● PROMPT: Make an exact copy of the entries that come next.

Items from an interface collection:
----
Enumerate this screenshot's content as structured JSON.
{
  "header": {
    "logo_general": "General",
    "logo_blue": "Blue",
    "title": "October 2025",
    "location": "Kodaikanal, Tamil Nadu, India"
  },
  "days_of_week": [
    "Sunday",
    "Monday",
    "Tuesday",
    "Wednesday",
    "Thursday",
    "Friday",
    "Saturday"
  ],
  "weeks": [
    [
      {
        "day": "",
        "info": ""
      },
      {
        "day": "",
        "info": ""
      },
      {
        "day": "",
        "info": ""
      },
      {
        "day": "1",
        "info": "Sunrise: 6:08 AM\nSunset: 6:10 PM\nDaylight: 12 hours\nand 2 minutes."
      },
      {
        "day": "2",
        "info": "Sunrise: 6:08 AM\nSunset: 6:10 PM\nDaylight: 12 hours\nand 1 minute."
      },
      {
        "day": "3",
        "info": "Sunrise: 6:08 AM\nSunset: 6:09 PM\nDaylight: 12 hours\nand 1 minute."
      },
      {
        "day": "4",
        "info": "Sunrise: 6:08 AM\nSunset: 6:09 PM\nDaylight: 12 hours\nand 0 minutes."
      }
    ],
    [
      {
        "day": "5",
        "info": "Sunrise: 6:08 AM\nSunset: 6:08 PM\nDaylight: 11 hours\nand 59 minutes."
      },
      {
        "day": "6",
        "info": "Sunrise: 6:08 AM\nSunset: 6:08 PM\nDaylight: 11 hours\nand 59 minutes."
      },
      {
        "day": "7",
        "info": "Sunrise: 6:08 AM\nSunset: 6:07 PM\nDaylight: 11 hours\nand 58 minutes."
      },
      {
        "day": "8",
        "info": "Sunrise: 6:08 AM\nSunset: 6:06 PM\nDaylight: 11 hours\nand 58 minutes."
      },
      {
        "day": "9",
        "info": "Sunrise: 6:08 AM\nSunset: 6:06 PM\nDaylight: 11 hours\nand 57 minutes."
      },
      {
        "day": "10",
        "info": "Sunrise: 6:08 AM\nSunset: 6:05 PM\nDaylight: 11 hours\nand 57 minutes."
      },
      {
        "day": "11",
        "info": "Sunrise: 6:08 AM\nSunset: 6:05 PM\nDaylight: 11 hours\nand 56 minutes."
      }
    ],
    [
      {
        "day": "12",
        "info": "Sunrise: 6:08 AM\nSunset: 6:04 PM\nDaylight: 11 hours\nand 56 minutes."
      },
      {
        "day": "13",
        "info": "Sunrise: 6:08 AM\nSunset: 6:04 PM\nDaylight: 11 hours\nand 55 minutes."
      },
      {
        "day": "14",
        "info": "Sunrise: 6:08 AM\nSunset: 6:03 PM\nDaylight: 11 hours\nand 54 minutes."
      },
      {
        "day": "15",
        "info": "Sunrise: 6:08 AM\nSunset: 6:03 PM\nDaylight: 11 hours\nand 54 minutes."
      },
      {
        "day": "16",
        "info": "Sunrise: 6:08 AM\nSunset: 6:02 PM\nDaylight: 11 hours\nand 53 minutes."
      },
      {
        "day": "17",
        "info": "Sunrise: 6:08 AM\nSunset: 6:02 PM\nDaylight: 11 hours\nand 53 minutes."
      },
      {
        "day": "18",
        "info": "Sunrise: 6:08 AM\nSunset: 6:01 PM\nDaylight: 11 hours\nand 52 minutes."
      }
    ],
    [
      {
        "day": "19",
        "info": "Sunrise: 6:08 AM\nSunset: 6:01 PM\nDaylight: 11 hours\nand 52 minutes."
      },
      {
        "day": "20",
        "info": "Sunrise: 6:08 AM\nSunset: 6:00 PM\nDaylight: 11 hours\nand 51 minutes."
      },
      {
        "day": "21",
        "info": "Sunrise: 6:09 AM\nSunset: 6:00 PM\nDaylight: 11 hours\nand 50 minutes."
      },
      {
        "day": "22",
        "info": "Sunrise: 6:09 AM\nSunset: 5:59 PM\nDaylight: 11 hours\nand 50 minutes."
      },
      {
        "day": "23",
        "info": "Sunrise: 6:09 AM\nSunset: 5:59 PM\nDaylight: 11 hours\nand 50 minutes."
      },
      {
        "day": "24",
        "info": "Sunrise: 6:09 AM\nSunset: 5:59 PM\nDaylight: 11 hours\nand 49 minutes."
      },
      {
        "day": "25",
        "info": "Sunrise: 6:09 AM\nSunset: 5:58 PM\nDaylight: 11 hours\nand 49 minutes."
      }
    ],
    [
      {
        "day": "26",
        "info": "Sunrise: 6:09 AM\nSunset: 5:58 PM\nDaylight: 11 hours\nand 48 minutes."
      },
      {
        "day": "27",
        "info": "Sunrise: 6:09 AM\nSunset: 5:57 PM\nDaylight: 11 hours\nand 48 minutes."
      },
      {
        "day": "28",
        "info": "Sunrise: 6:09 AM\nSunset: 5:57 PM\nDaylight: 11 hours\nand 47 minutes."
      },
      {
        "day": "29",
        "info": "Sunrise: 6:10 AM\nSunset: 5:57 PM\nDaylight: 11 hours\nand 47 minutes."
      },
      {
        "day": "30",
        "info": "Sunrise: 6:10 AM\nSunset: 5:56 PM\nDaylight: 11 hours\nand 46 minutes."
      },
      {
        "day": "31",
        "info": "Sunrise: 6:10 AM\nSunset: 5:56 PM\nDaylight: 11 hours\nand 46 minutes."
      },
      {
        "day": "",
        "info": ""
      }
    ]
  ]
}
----
● TASK SOLUTION:
Enumerate this screenshot's content as structured JSON.
{
  "header": {
    "logo_general": "General",
    "logo_blue": "Blue",
    "title": "October 2025",
    "location": "Kodaikanal, Tamil Nadu, India"
  },
  "days_of_week": [
    "Sunday",
    "Monday",
    "Tuesday",
    "Wednesday",
    "Thursday",
    "Friday",
    "Saturday"
  ],
  "weeks": [
    [
      {
        "day": "",
        "info": ""
      },
      {
        "day": "",
        "info": ""
      },
      {
        "day": "",
        "info": ""
      },
      {
        "day": "1",
        "info": "Sunrise: 6:08 AM\nSunset: 6:10 PM\nDaylight: 12 hours\nand 2 minutes."
      },
      {
        "day": "2",
        "info": "Sunrise: 6:08 AM\nSunset: 6:10 PM\nDaylight: 12 hours\nand 1 minute."
      },
      {
        "day": "3",
        "info": "Sunrise: 6:08 AM\nSunset: 6:09 PM\nDaylight: 12 hours\nand 1 minute."
      },
      {
        "day": "4",
        "info": "Sunrise: 6:08 AM\nSunset: 6:09 PM\nDaylight: 12 hours\nand 0 minutes."
      }
    ],
    [
      {
        "day": "5",
        "info": "Sunrise: 6:08 AM\nSunset: 6:08 PM\nDaylight: 11 hours\nand 59 minutes."
      },
      {
        "day": "6",
        "info": "Sunrise: 6:08 AM\nSunset: 6:08 PM\nDaylight: 11 hours\nand 59 minutes."
      },
      {
        "day": "7",
        "info": "Sunrise: 6:08 AM\nSunset: 6:07 PM\nDaylight: 11 hours\nand 58 minutes."
      },
      {
        "day": "8",
        "info": "Sunrise: 6:08 AM\nSunset: 6:06 PM\nDaylight: 11 hours\nand 58 minutes."
      },
      {
        "day": "9",
        "info": "Sunrise: 6:08 AM\nSunset: 6:06 PM\nDaylight: 11 hours\nand 57 minutes."
      },
      {
        "day": "10",
        "info": "Sunrise: 6:08 AM\nSunset: 6:05 PM\nDaylight: 11 hours\nand 57 minutes."
      },
      {
        "day": "11",
        "info": "Sunrise: 6:08 AM\nSunset: 6:05 PM\nDaylight: 11 hours\nand 56 minutes."
      }
    ],
    [
      {
        "day": "12",
        "info": "Sunrise: 6:08 AM\nSunset: 6:04 PM\nDaylight: 11 hours\nand 56 minutes."
      },
      {
        "day": "13",
        "info": "Sunrise: 6:08 AM\nSunset: 6:04 PM\nDaylight: 11 hours\nand 55 minutes."
      },
      {
        "day": "14",
        "info": "Sunrise: 6:08 AM\nSunset: 6:03 PM\nDaylight: 11 hours\nand 54 minutes."
      },
      {
        "day": "15",
        "info": "Sunrise: 6:08 AM\nSunset: 6:03 PM\nDaylight: 11 hours\nand 54 minutes."
      },
      {
        "day": "16",
        "info": "Sunrise: 6:08 AM\nSunset: 6:02 PM\nDaylight: 11 hours\nand 53 minutes."
      },
      {
        "day": "17",
        "info": "Sunrise: 6:08 AM\nSunset: 6:02 PM\nDaylight: 11 hours\nand 53 minutes."
      },
      {
        "day": "18",
        "info": "Sunrise: 6:08 AM\nSunset: 6:01 PM\nDaylight: 11 hours\nand 52 minutes."
      }
    ],
    [
      {
        "day": "19",
        "info": "Sunrise: 6:08 AM\nSunset: 6:01 PM\nDaylight: 11 hours\nand 52 minutes."
      },
      {
        "day": "20",
        "info": "Sunrise: 6:08 AM\nSunset: 6:00 PM\nDaylight: 11 hours\nand 51 minutes."
      },
      {
        "day": "21",
        "info": "Sunrise: 6:09 AM\nSunset: 6:00 PM\nDaylight: 11 hours\nand 50 minutes."
      },
      {
        "day": "22",
        "info": "Sunrise: 6:09 AM\nSunset: 5:59 PM\nDaylight: 11 hours\nand 50 minutes."
      },
      {
        "day": "23",
        "info": "Sunrise: 6:09 AM\nSunset: 5:59 PM\nDaylight: 11 hours\nand 50 minutes."
      },
      {
        "day": "24",
        "info": "Sunrise: 6:09 AM\nSunset: 5:59 PM\nDaylight: 11 hours\nand 49 minutes."
      },
      {
        "day": "25",
        "info": "Sunrise: 6:09 AM\nSunset: 5:58 PM\nDaylight: 11 hours\nand 49 minutes."
      }
    ],
    [
      {
        "day": "26",
        "info": "Sunrise: 6:09 AM\nSunset: 5:58 PM\nDaylight: 11 hours\nand 48 minutes."
      },
      {
        "day": "27",
        "info": "Sunrise: 6:09 AM\nSunset: 5:57 PM\nDaylight: 11 hours\nand 48 minutes."
      },
      {
        "day": "28",
        "info": "Sunrise: 6:09 AM\nSunset: 5:57 PM\nDaylight: 11 hours\nand 47 minutes."
      },
      {
        "day": "29",
        "info": "Sunrise: 6:10 AM\nSunset: 5:57 PM\nDaylight: 11 hours\nand 47 minutes."
      },
      {
        "day": "30",
        "info": "Sunrise: 6:10 AM\nSunset: 5:56 PM\nDaylight: 11 hours\nand 46 minutes."
      },
      {
        "day": "31",
        "info": "Sunrise: 6:10 AM\nSunset: 5:56 PM\nDaylight: 11 hours\nand 46 minutes."
      },
      {
        "day": "",
        "info": ""
      }
    ]
  ]
}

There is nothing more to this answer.